* [To do]
Identify, in the records below, every line where the string "desc" appears, and copy each such line.

* [Input data]
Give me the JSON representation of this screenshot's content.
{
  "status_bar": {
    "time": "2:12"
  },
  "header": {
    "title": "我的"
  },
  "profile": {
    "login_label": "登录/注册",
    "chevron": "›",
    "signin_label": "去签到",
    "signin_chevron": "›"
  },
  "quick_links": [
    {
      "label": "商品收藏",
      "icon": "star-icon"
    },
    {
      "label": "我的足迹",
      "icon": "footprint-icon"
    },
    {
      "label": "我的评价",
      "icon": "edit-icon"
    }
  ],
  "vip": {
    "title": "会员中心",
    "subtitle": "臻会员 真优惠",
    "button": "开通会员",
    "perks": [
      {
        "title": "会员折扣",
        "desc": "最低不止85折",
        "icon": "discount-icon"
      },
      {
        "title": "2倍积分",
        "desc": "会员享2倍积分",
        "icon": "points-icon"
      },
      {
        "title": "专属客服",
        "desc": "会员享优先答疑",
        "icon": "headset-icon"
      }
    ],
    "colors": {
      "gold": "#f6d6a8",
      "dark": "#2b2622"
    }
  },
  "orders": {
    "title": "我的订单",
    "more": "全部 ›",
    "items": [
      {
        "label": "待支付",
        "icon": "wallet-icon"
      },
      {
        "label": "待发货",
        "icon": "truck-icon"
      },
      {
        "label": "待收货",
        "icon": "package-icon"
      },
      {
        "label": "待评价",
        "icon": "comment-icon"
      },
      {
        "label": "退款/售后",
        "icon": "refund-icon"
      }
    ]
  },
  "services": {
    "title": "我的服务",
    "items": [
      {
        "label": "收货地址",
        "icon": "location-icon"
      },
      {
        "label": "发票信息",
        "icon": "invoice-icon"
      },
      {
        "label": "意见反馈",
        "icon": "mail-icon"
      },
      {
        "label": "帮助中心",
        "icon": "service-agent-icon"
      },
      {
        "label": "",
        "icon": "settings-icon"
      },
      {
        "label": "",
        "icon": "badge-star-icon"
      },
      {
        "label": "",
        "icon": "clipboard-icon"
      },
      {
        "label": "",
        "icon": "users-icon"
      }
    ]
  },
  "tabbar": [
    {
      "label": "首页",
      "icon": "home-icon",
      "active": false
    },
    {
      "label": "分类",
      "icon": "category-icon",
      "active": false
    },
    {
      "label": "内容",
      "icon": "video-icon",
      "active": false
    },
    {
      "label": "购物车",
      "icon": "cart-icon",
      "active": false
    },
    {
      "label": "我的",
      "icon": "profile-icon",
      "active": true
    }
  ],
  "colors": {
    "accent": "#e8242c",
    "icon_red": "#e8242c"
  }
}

* [Output below]
        "desc": "最低不止85折",
        "desc": "会员享2倍积分",
        "desc": "会员享优先答疑",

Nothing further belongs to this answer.